• Medical schools and teaching hospitals should heavily invest in training students and residents to be skeptical of pharmaceutical sales representatives and to rely on independent sources of information.
After introducing the problem and laying out the regulatory context, the report presents the results of our analysis of the most comprehensive database on false and misleading advertising available: FDA’s enforcement letters to pharmaceutical companies engaging in deceptive marketing practices. We look at five years of letters to see what kinds of false messages pharmaceutical companies are directing toward whom and how. We also explain why those numbers are grotesque understatements of the problem. One reason they are understatements is that they mostly address conventional advertising, such as ads in professional journals or on TV; they rarely address sales representative statements or the presentations made by doctors consulting for the drug marketer. The latter activities are currently beyond the FDA’s resources to monitor.
Then we look at the ways the FDA currently fails to address even the classic advertising slice of the false marketing problem, the one it monitors as closely as it can.

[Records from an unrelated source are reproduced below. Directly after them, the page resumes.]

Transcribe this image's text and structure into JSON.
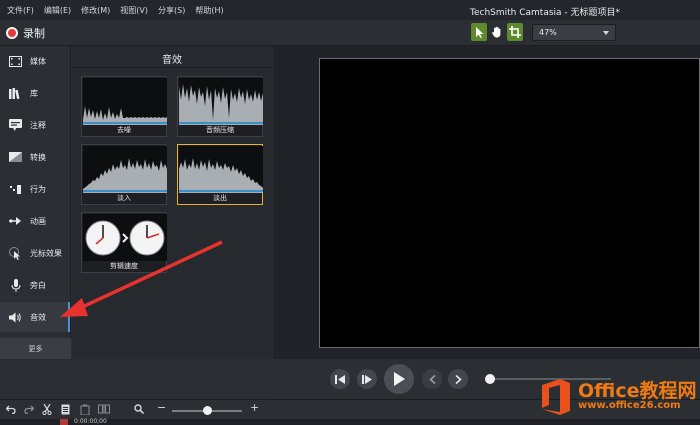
{
  "menubar": {
    "items": [
      "文件(F)",
      "编辑(E)",
      "修改(M)",
      "视图(V)",
      "分享(S)",
      "帮助(H)"
    ],
    "window_title": "TechSmith Camtasia - 无标题项目*"
  },
  "toolbar": {
    "record_label": "录制",
    "tools": [
      "pointer-icon",
      "hand-icon",
      "crop-icon"
    ],
    "zoom_value": "47%"
  },
  "tabs": [
    {
      "label": "媒体",
      "icon": "film-icon"
    },
    {
      "label": "库",
      "icon": "library-icon"
    },
    {
      "label": "注释",
      "icon": "callout-icon"
    },
    {
      "label": "转换",
      "icon": "transition-icon"
    },
    {
      "label": "行为",
      "icon": "behavior-icon"
    },
    {
      "label": "动画",
      "icon": "animation-icon"
    },
    {
      "label": "光标效果",
      "icon": "cursor-icon"
    },
    {
      "label": "旁白",
      "icon": "microphone-icon"
    },
    {
      "label": "音效",
      "icon": "speaker-icon",
      "active": true
    }
  ],
  "more_label": "更多",
  "effects_panel": {
    "title": "音效",
    "items": [
      {
        "caption": "去噪"
      },
      {
        "caption": "音频压缩"
      },
      {
        "caption": "淡入"
      },
      {
        "caption": "淡出",
        "selected": true
      },
      {
        "caption": "剪辑速度"
      }
    ]
  },
  "timeline": {
    "timecode": "0:00:00;00"
  },
  "watermark": {
    "title": "Office教程网",
    "url": "www.office26.com"
  },
  "colors": {
    "accent_green": "#5c8a2c",
    "selection_yellow": "#e9b230",
    "record_red": "#e23a3a",
    "arrow_red": "#e8322f",
    "watermark_orange": "#f07a14"
  }
}
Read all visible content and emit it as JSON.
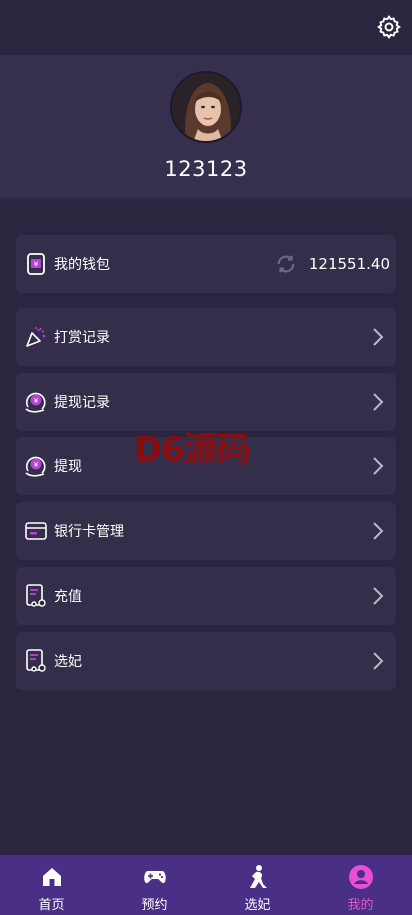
{
  "user": {
    "name": "123123"
  },
  "wallet": {
    "label": "我的钱包",
    "amount": "121551.40"
  },
  "menu": [
    {
      "label": "打赏记录"
    },
    {
      "label": "提现记录"
    },
    {
      "label": "提现"
    },
    {
      "label": "银行卡管理"
    },
    {
      "label": "充值"
    },
    {
      "label": "选妃"
    }
  ],
  "watermark": "D6源码",
  "tabs": [
    {
      "label": "首页"
    },
    {
      "label": "预约"
    },
    {
      "label": "选妃"
    },
    {
      "label": "我的"
    }
  ],
  "colors": {
    "accent": "#e84fd6",
    "background": "#2b2540",
    "card": "#342e4a",
    "tabbar": "#4a2f86"
  }
}
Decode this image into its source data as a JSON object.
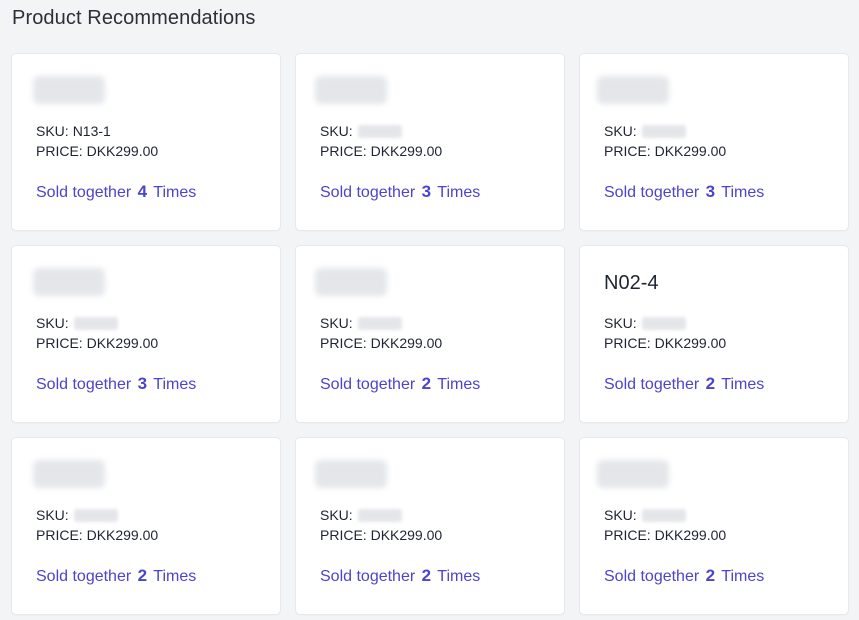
{
  "page": {
    "title": "Product Recommendations"
  },
  "labels": {
    "sku": "SKU:",
    "price": "PRICE:",
    "sold_prefix": "Sold together",
    "sold_suffix": "Times"
  },
  "colors": {
    "link": "#4b44cc",
    "card_background": "#ffffff",
    "page_background": "#f3f4f6"
  },
  "cards": [
    {
      "name": "",
      "name_blurred": true,
      "sku": "N13-1",
      "sku_blurred": false,
      "price": "DKK299.00",
      "count": "4"
    },
    {
      "name": "",
      "name_blurred": true,
      "sku": "",
      "sku_blurred": true,
      "price": "DKK299.00",
      "count": "3"
    },
    {
      "name": "",
      "name_blurred": true,
      "sku": "",
      "sku_blurred": true,
      "price": "DKK299.00",
      "count": "3"
    },
    {
      "name": "",
      "name_blurred": true,
      "sku": "",
      "sku_blurred": true,
      "price": "DKK299.00",
      "count": "3"
    },
    {
      "name": "",
      "name_blurred": true,
      "sku": "",
      "sku_blurred": true,
      "price": "DKK299.00",
      "count": "2"
    },
    {
      "name": "N02-4",
      "name_blurred": false,
      "sku": "",
      "sku_blurred": true,
      "price": "DKK299.00",
      "count": "2"
    },
    {
      "name": "",
      "name_blurred": true,
      "sku": "",
      "sku_blurred": true,
      "price": "DKK299.00",
      "count": "2"
    },
    {
      "name": "",
      "name_blurred": true,
      "sku": "",
      "sku_blurred": true,
      "price": "DKK299.00",
      "count": "2"
    },
    {
      "name": "",
      "name_blurred": true,
      "sku": "",
      "sku_blurred": true,
      "price": "DKK299.00",
      "count": "2"
    }
  ]
}
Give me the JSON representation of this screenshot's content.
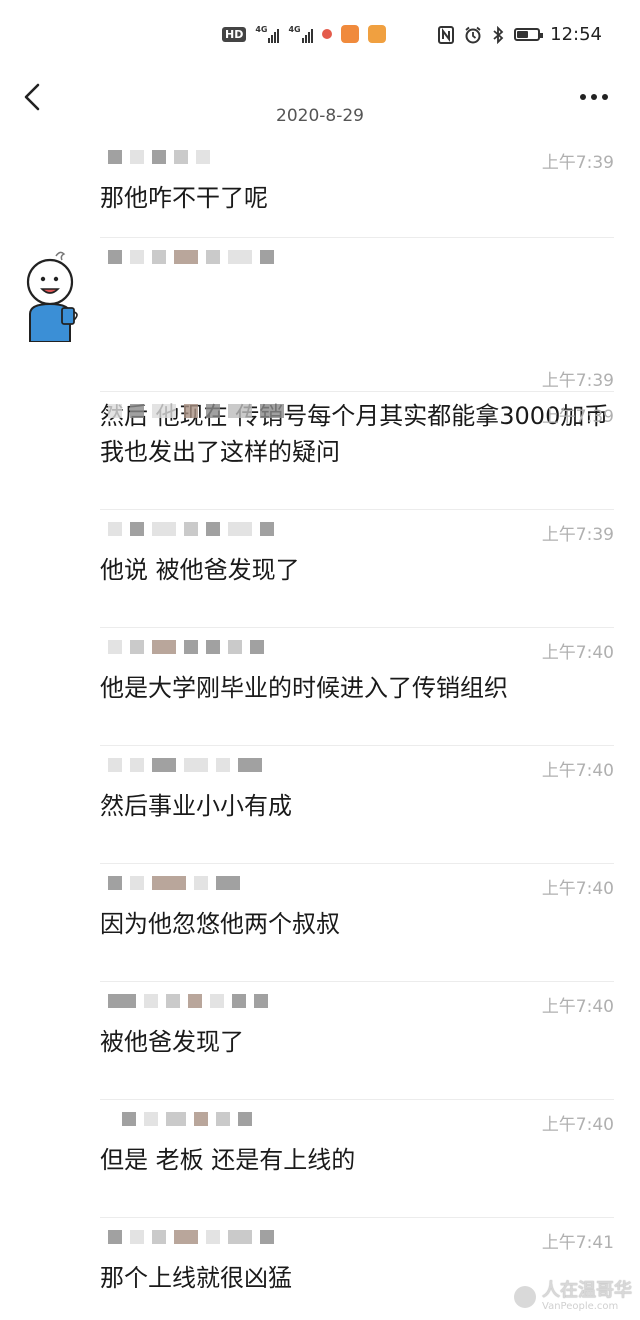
{
  "status_bar": {
    "hd_label": "HD",
    "network_1": "4G",
    "network_2": "4G",
    "time": "12:54",
    "battery_level": 0.5,
    "icons": [
      "hd-icon",
      "signal-4g-icon",
      "signal-4g-icon",
      "weibo-icon",
      "chat-app-icon",
      "notes-app-icon",
      "nfc-icon",
      "alarm-icon",
      "bluetooth-icon",
      "battery-icon"
    ]
  },
  "header": {
    "date": "2020-8-29",
    "back_icon": "chevron-left-icon",
    "more_icon": "more-dots-icon"
  },
  "messages": [
    {
      "time": "上午7:39",
      "text": "那他咋不干了呢"
    },
    {
      "time": "上午7:39",
      "text": "然后 他现在 传销号每个月其实都能拿3000加币"
    },
    {
      "time": "上午7:39",
      "text": "我也发出了这样的疑问"
    },
    {
      "time": "上午7:39",
      "text": "他说 被他爸发现了"
    },
    {
      "time": "上午7:40",
      "text": "他是大学刚毕业的时候进入了传销组织"
    },
    {
      "time": "上午7:40",
      "text": "然后事业小小有成"
    },
    {
      "time": "上午7:40",
      "text": "因为他忽悠他两个叔叔"
    },
    {
      "time": "上午7:40",
      "text": "被他爸发现了"
    },
    {
      "time": "上午7:40",
      "text": "但是 老板 还是有上线的"
    },
    {
      "time": "上午7:41",
      "text": "那个上线就很凶猛"
    }
  ],
  "watermark": {
    "main": "人在温哥华",
    "sub": "VanPeople.com"
  }
}
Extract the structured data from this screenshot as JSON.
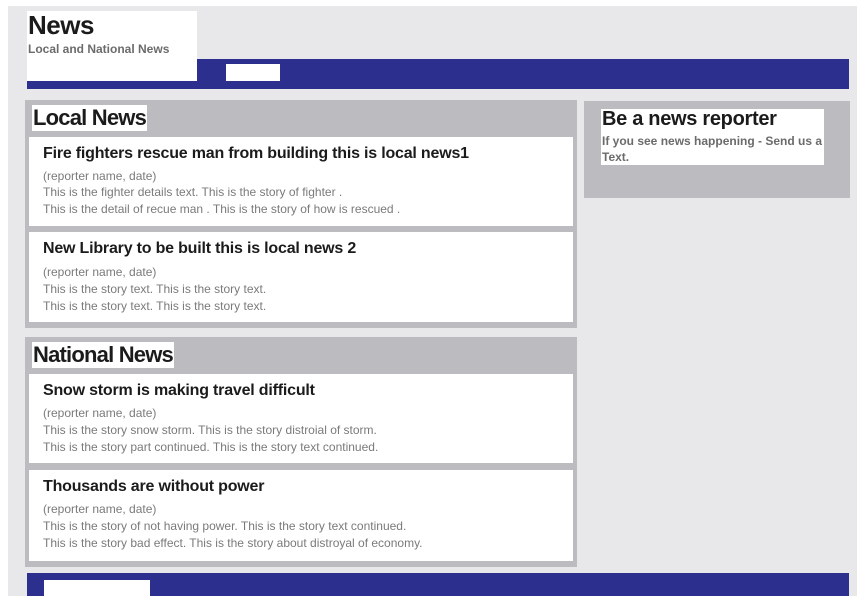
{
  "header": {
    "title": "News",
    "subtitle": "Local and National News"
  },
  "local": {
    "heading": "Local News",
    "stories": [
      {
        "title": "Fire fighters rescue man from building this is local news1",
        "meta": "(reporter name, date)",
        "lines": [
          "This is the fighter details text. This is the story of fighter .",
          "This is the detail of recue man . This is the story of how is rescued ."
        ]
      },
      {
        "title": "New Library to be built this is local news 2",
        "meta": "(reporter name, date)",
        "lines": [
          "This is the story text. This is the story text.",
          "This is the story text. This is the story text."
        ]
      }
    ]
  },
  "national": {
    "heading": "National News",
    "stories": [
      {
        "title": "Snow storm is making travel difficult",
        "meta": "(reporter name, date)",
        "lines": [
          "This is the story snow storm. This is the story distroial of storm.",
          "This is the story part continued. This is the story text continued."
        ]
      },
      {
        "title": "Thousands are without power",
        "meta": "(reporter name, date)",
        "lines": [
          "This is the story of not having power. This is the story text continued.",
          "This is the story bad effect. This is the story about distroyal of economy."
        ]
      }
    ]
  },
  "sidebar": {
    "title": "Be a news reporter",
    "text": "If you see news happening - Send us a Text."
  },
  "colors": {
    "nav": "#2c2f8e",
    "panel": "#bcbcc0",
    "page": "#e8e8ea"
  }
}
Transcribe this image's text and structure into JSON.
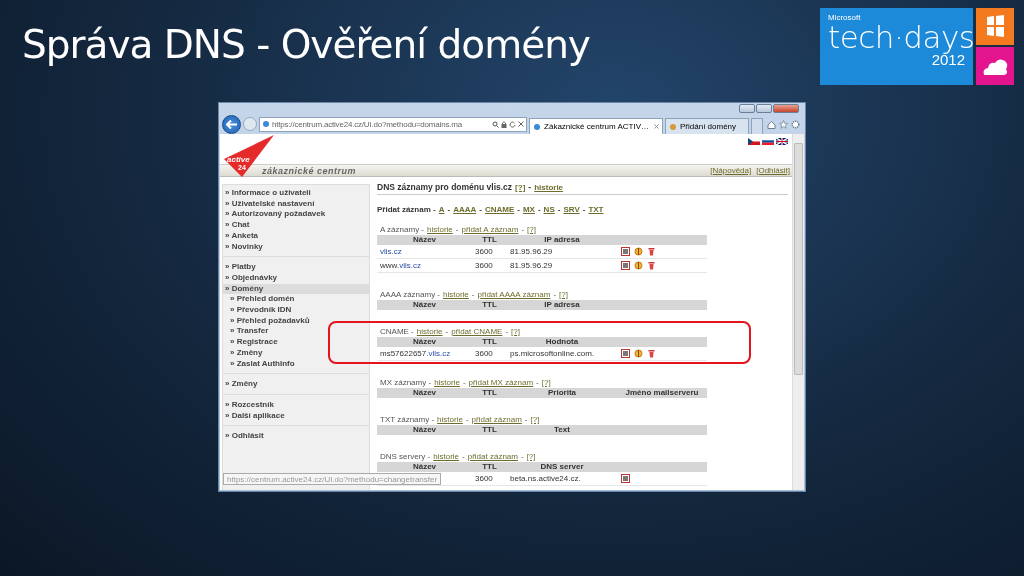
{
  "slide": {
    "title": "Správa DNS - Ověření domény"
  },
  "event_logo": {
    "brand": "Microsoft",
    "name": "tech·days",
    "year": "2012"
  },
  "browser": {
    "address": "https://centrum.active24.cz/UI.do?methodu=domains.ma",
    "tabs": [
      {
        "label": "Zákaznické centrum ACTIV…",
        "selected": true
      },
      {
        "label": "Přidání domény",
        "selected": false
      }
    ],
    "status_url": "https://centrum.active24.cz/UI.do?methodu=changetransfer"
  },
  "site": {
    "logo_text": "active",
    "logo_suffix": "24",
    "subtitle": "zákaznické centrum",
    "header_links": [
      "[Nápověda]",
      "[Odhlásit]"
    ]
  },
  "sidebar": {
    "groups": [
      [
        {
          "label": "» Informace o uživateli",
          "selected": false
        },
        {
          "label": "» Uživatelské nastavení",
          "selected": false
        },
        {
          "label": "» Autorizovaný požadavek",
          "selected": false
        },
        {
          "label": "» Chat",
          "selected": false
        },
        {
          "label": "» Anketa",
          "selected": false
        },
        {
          "label": "» Novinky",
          "selected": false
        }
      ],
      [
        {
          "label": "» Platby",
          "selected": false
        },
        {
          "label": "» Objednávky",
          "selected": false
        },
        {
          "label": "» Domény",
          "selected": true,
          "children": [
            {
              "label": "» Přehled domén",
              "selected": false
            },
            {
              "label": "» Převodník IDN",
              "selected": false
            },
            {
              "label": "» Přehled požadavků",
              "selected": false
            },
            {
              "label": "» Transfer",
              "selected": false
            },
            {
              "label": "» Registrace",
              "selected": false
            },
            {
              "label": "» Změny",
              "selected": false
            },
            {
              "label": "» Zaslat AuthInfo",
              "selected": false
            }
          ]
        }
      ],
      [
        {
          "label": "» Změny",
          "selected": false
        }
      ],
      [
        {
          "label": "» Rozcestník",
          "selected": false
        },
        {
          "label": "» Další aplikace",
          "selected": false
        }
      ],
      [
        {
          "label": "» Odhlásit",
          "selected": false
        }
      ]
    ]
  },
  "main": {
    "heading": [
      {
        "kind": "text",
        "text": "DNS záznamy pro doménu vlis.cz"
      },
      {
        "kind": "link",
        "text": "[?]"
      },
      {
        "kind": "text",
        "text": "-"
      },
      {
        "kind": "link",
        "text": "historie"
      }
    ],
    "add_line": [
      {
        "kind": "text",
        "text": "Přidat záznam -"
      },
      {
        "kind": "link",
        "text": "A"
      },
      {
        "kind": "text",
        "text": "-"
      },
      {
        "kind": "link",
        "text": "AAAA"
      },
      {
        "kind": "text",
        "text": "-"
      },
      {
        "kind": "link",
        "text": "CNAME"
      },
      {
        "kind": "text",
        "text": "-"
      },
      {
        "kind": "link",
        "text": "MX"
      },
      {
        "kind": "text",
        "text": "-"
      },
      {
        "kind": "link",
        "text": "NS"
      },
      {
        "kind": "text",
        "text": "-"
      },
      {
        "kind": "link",
        "text": "SRV"
      },
      {
        "kind": "text",
        "text": "-"
      },
      {
        "kind": "link",
        "text": "TXT"
      }
    ],
    "sections": [
      {
        "highlighted": false,
        "caption": [
          {
            "kind": "text",
            "text": "A záznamy -"
          },
          {
            "kind": "link",
            "text": "historie"
          },
          {
            "kind": "text",
            "text": "-"
          },
          {
            "kind": "link",
            "text": "přidat A záznam"
          },
          {
            "kind": "text",
            "text": "-"
          },
          {
            "kind": "link",
            "text": "[?]"
          }
        ],
        "columns": [
          "Název",
          "TTL",
          "IP adresa"
        ],
        "rows": [
          {
            "name_plain": "",
            "name_link": "vlis.cz",
            "ttl": "3600",
            "value": "81.95.96.29",
            "actions": {
              "edit": true,
              "toggle": true,
              "delete": true
            }
          },
          {
            "name_plain": "www.",
            "name_link": "vlis.cz",
            "ttl": "3600",
            "value": "81.95.96.29",
            "actions": {
              "edit": true,
              "toggle": true,
              "delete": true
            }
          }
        ]
      },
      {
        "highlighted": false,
        "caption": [
          {
            "kind": "text",
            "text": "AAAA záznamy -"
          },
          {
            "kind": "link",
            "text": "historie"
          },
          {
            "kind": "text",
            "text": "-"
          },
          {
            "kind": "link",
            "text": "přidat AAAA záznam"
          },
          {
            "kind": "text",
            "text": "-"
          },
          {
            "kind": "link",
            "text": "[?]"
          }
        ],
        "columns": [
          "Název",
          "TTL",
          "IP adresa"
        ]
      },
      {
        "highlighted": true,
        "caption": [
          {
            "kind": "text",
            "text": "CNAME -"
          },
          {
            "kind": "link",
            "text": "historie"
          },
          {
            "kind": "text",
            "text": "-"
          },
          {
            "kind": "link",
            "text": "přidat CNAME"
          },
          {
            "kind": "text",
            "text": "-"
          },
          {
            "kind": "link",
            "text": "[?]"
          }
        ],
        "columns": [
          "Název",
          "TTL",
          "Hodnota"
        ],
        "rows": [
          {
            "name_plain": "ms57622657.",
            "name_link": "vlis.cz",
            "ttl": "3600",
            "value": "ps.microsoftonline.com.",
            "actions": {
              "edit": true,
              "toggle": true,
              "delete": true
            }
          }
        ]
      },
      {
        "highlighted": false,
        "caption": [
          {
            "kind": "text",
            "text": "MX záznamy -"
          },
          {
            "kind": "link",
            "text": "historie"
          },
          {
            "kind": "text",
            "text": "-"
          },
          {
            "kind": "link",
            "text": "přidat MX záznam"
          },
          {
            "kind": "text",
            "text": "-"
          },
          {
            "kind": "link",
            "text": "[?]"
          }
        ],
        "columns": [
          "Název",
          "TTL",
          "Priorita",
          "Jméno mailserveru"
        ]
      },
      {
        "highlighted": false,
        "caption": [
          {
            "kind": "text",
            "text": "TXT záznamy -"
          },
          {
            "kind": "link",
            "text": "historie"
          },
          {
            "kind": "text",
            "text": "-"
          },
          {
            "kind": "link",
            "text": "přidat záznam"
          },
          {
            "kind": "text",
            "text": "-"
          },
          {
            "kind": "link",
            "text": "[?]"
          }
        ],
        "columns": [
          "Název",
          "TTL",
          "Text"
        ]
      },
      {
        "highlighted": false,
        "caption": [
          {
            "kind": "text",
            "text": "DNS servery -"
          },
          {
            "kind": "link",
            "text": "historie"
          },
          {
            "kind": "text",
            "text": "-"
          },
          {
            "kind": "link",
            "text": "přidat záznam"
          },
          {
            "kind": "text",
            "text": "-"
          },
          {
            "kind": "link",
            "text": "[?]"
          }
        ],
        "columns": [
          "Název",
          "TTL",
          "DNS server"
        ],
        "rows": [
          {
            "ttl": "3600",
            "value": "beta.ns.active24.cz.",
            "actions": {
              "edit": true,
              "toggle": false,
              "delete": false
            }
          }
        ]
      }
    ]
  }
}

As part of our evidence of the FDA’s failure, we describe the high rates of “general recidivism,” that is, drug marketers that have received multiple letters from the FDA about their false or misleading marketing, and “specific recidivism,” that is, drug marketers who have received multiple letters about their advertisements for a single drug, advertisements that are all false or misleading in the same way.
We complete our analysis of the deceptive marketing problem by focusing on the marketing outside of the FDA’s routine review. Specifically, we focus on prescription drug sales representatives and clinical trials. Sales representatives are powerful marketing forces because they have many opportunities to interact with physicians, and the evidence shows that they give false and misleading information far too often. As disturbing as our findings in this area are, they may be mitigated to some extent, given that doctors may expect sales representatives to present misleading information. After all, their job is to sell drugs, not educate physicians. Clinical trials, however, are the cornerstone of prescription drug science, and few physicians let alone patients would anticipate the extent to which drug marketers shape and control them.
We conclude with concrete solutions that states can take now and offer recommendations for addressing FDA’s problems. Fortunately, steps the states can take are powerful enough to rein in the drug marketers to the point where the public can again be confident that they and their doctors are consistently receiving accurate information. Best of all, the state steps are inexpensive.
THE APPENDIX—CASE STUDIES
To fill in the big picture of deceptive marketing we sketch, we present six case studies of deceptive marketing of prescription drugs in the appendix, located in the center spread. Four—Vioxx, OxyContin, Paxil, and Neurontin—are offered primarily to illustrate different features of the problem and to convey how deceptive messages can permeate drug marketing. Two other case studies, Accutane and Tindamax, are included to highlight the FDA’s inability to police drug marketers.